- Publish Date
- Wednesday, 21 October 2015, 7:55AM
A new survey has found that kiwis aren't shy of putting in some hard yards during the week - except for one particular day.
While we work long hours overall through the week, we're not keen on staying late on Friday, as the pub or a weekend away beckons.
A new survey from Regus, a company that operates business centres around the world, found Thursday was the most common day for New Zealanders to put in extra hours at the office.
Twenty-two per cent of people said it was the day they would most likely to stay late or work outside of normal hours.
Friday was the least common, with seven per cent of survey respondents saying that was when they were most likely to do extra hours.
Regus Australia and New Zealand chief executive John Henderson said social or cultural factors could be behind our aversion to Friday overtime, something shared by Australia.
"The results suggest Kiwis put in extra work on Thursday to make sure they can get away on time on Friday, maybe to hit the town or head away for the weekend.
"Once they get to the weekend, New Zealanders are not averse to doing a bit of work either at home or by popping into the office. One in three Kiwi workers said they were most likely to work overtime either on Saturday or Sunday, compared to one in six globally."
Mr Henderson said our overtime habits were different to workers overseas.
"Globally, Monday was the most common day for working overtime or outside of normal hours. However, it was only fourth in New Zealand with 13 per cent of Kiwis putting in extra hours on that day," he said.

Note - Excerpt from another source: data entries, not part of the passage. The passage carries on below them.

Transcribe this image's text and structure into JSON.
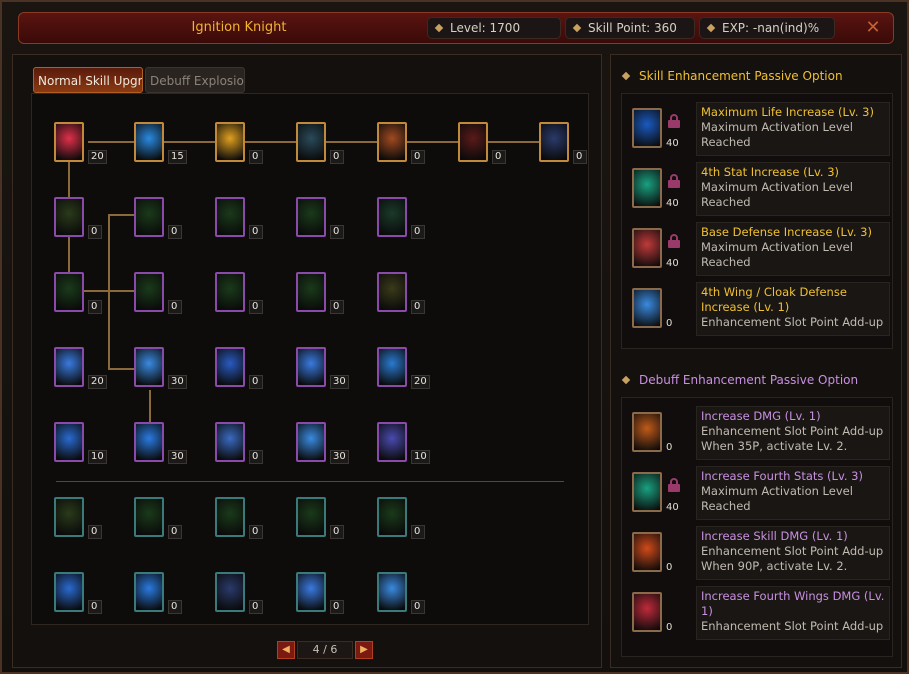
{
  "header": {
    "title": "Ignition Knight",
    "level": "Level: 1700",
    "skill_point": "Skill Point: 360",
    "exp": "EXP: -nan(ind)%",
    "close_icon": "close-icon"
  },
  "tabs": [
    {
      "label": "Normal Skill Upgr",
      "active": true
    },
    {
      "label": "Debuff Explosion",
      "active": false
    }
  ],
  "skill_grid": {
    "rows": [
      {
        "counts": [
          "20",
          "15",
          "0",
          "0",
          "0",
          "0",
          "0"
        ],
        "colors": [
          "#e0304a",
          "#2a8ae0",
          "#e0a020",
          "#2a4a5a",
          "#a04a20",
          "#5a1a1a",
          "#2a3a6a"
        ],
        "borders": [
          "#c08a3a",
          "#c08a3a",
          "#c08a3a",
          "#c08a3a",
          "#c08a3a",
          "#c08a3a",
          "#c08a3a"
        ]
      },
      {
        "counts": [
          "0",
          "0",
          "0",
          "0",
          "0"
        ],
        "colors": [
          "#2a3a1a",
          "#1a3a1a",
          "#1a3a1a",
          "#1a3a1a",
          "#1a3a2a"
        ],
        "borders": [
          "#8a4aaa",
          "#8a4aaa",
          "#8a4aaa",
          "#8a4aaa",
          "#8a4aaa"
        ]
      },
      {
        "counts": [
          "0",
          "0",
          "0",
          "0",
          "0"
        ],
        "colors": [
          "#1a3a1a",
          "#1a3a1a",
          "#1a3a1a",
          "#1a3a1a",
          "#3a3a1a"
        ],
        "borders": [
          "#8a4aaa",
          "#8a4aaa",
          "#8a4aaa",
          "#8a4aaa",
          "#8a4aaa"
        ]
      },
      {
        "counts": [
          "20",
          "30",
          "0",
          "30",
          "20"
        ],
        "colors": [
          "#3a7ae0",
          "#3a8ae0",
          "#2a5ac0",
          "#3a7ae0",
          "#2a7ad0"
        ],
        "borders": [
          "#8a4aaa",
          "#8a4aaa",
          "#8a4aaa",
          "#8a4aaa",
          "#8a4aaa"
        ]
      },
      {
        "counts": [
          "10",
          "30",
          "0",
          "30",
          "10"
        ],
        "colors": [
          "#2a6ad0",
          "#2a7ae0",
          "#3a6ac0",
          "#3a8ae0",
          "#4a4ab0"
        ],
        "borders": [
          "#8a4aaa",
          "#8a4aaa",
          "#8a4aaa",
          "#8a4aaa",
          "#8a4aaa"
        ]
      },
      {
        "counts": [
          "0",
          "0",
          "0",
          "0",
          "0"
        ],
        "colors": [
          "#2a3a1a",
          "#1a3a1a",
          "#1a3a1a",
          "#1a3a1a",
          "#1a3a1a"
        ],
        "borders": [
          "#3a7a7a",
          "#3a7a7a",
          "#3a7a7a",
          "#3a7a7a",
          "#3a7a7a"
        ]
      },
      {
        "counts": [
          "0",
          "0",
          "0",
          "0",
          "0"
        ],
        "colors": [
          "#2a6ad0",
          "#2a7ae0",
          "#2a3a6a",
          "#3a7ae0",
          "#3a8ae0"
        ],
        "borders": [
          "#3a7a7a",
          "#3a7a7a",
          "#3a7a7a",
          "#3a7a7a",
          "#3a7a7a"
        ]
      }
    ]
  },
  "pager": {
    "text": "4 / 6",
    "prev_icon": "arrow-left-icon",
    "next_icon": "arrow-right-icon"
  },
  "skill_enhancement": {
    "heading": "Skill Enhancement Passive Option",
    "items": [
      {
        "title": "Maximum Life Increase (Lv. 3)",
        "desc": "Maximum Activation Level Reached",
        "count": "40",
        "locked": true,
        "color": "#1a5ac0"
      },
      {
        "title": "4th Stat Increase (Lv. 3)",
        "desc": "Maximum Activation Level Reached",
        "count": "40",
        "locked": true,
        "color": "#1aa080"
      },
      {
        "title": "Base Defense Increase (Lv. 3)",
        "desc": "Maximum Activation Level Reached",
        "count": "40",
        "locked": true,
        "color": "#c03a3a"
      },
      {
        "title": "4th Wing / Cloak Defense Increase (Lv. 1)",
        "desc": "Enhancement Slot Point Add-up",
        "count": "0",
        "locked": false,
        "color": "#3a8ae0"
      }
    ]
  },
  "debuff_enhancement": {
    "heading": "Debuff Enhancement Passive Option",
    "items": [
      {
        "title": "Increase DMG (Lv. 1)",
        "desc": "Enhancement Slot Point Add-up When 35P, activate Lv. 2.",
        "count": "0",
        "locked": false,
        "color": "#c05a1a"
      },
      {
        "title": "Increase Fourth Stats (Lv. 3)",
        "desc": "Maximum Activation Level Reached",
        "count": "40",
        "locked": true,
        "color": "#1aa080"
      },
      {
        "title": "Increase Skill DMG (Lv. 1)",
        "desc": "Enhancement Slot Point Add-up When 90P, activate Lv. 2.",
        "count": "0",
        "locked": false,
        "color": "#d04a1a"
      },
      {
        "title": "Increase Fourth Wings DMG (Lv. 1)",
        "desc": "Enhancement Slot Point Add-up",
        "count": "0",
        "locked": false,
        "color": "#c02a3a"
      }
    ]
  }
}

Only one in eight people surveyed said they worked less than one hours overtime. Almost half of respondents, 49 per cent, worked at least six extra hours and 30 per cent worked at least eight hours.
Of those really putting in the hard yards, eight per cent said they worked 12 to 15 hours extra and 8 per cent said they worked more than 15 hours.
"New Zealand workers can be relied on to work hard but they prefer to do extra hours on some days and not others," Mr Henderson said.
"Employers need to be aware of their preferences and offer flexibility if they want to keep their workers happy."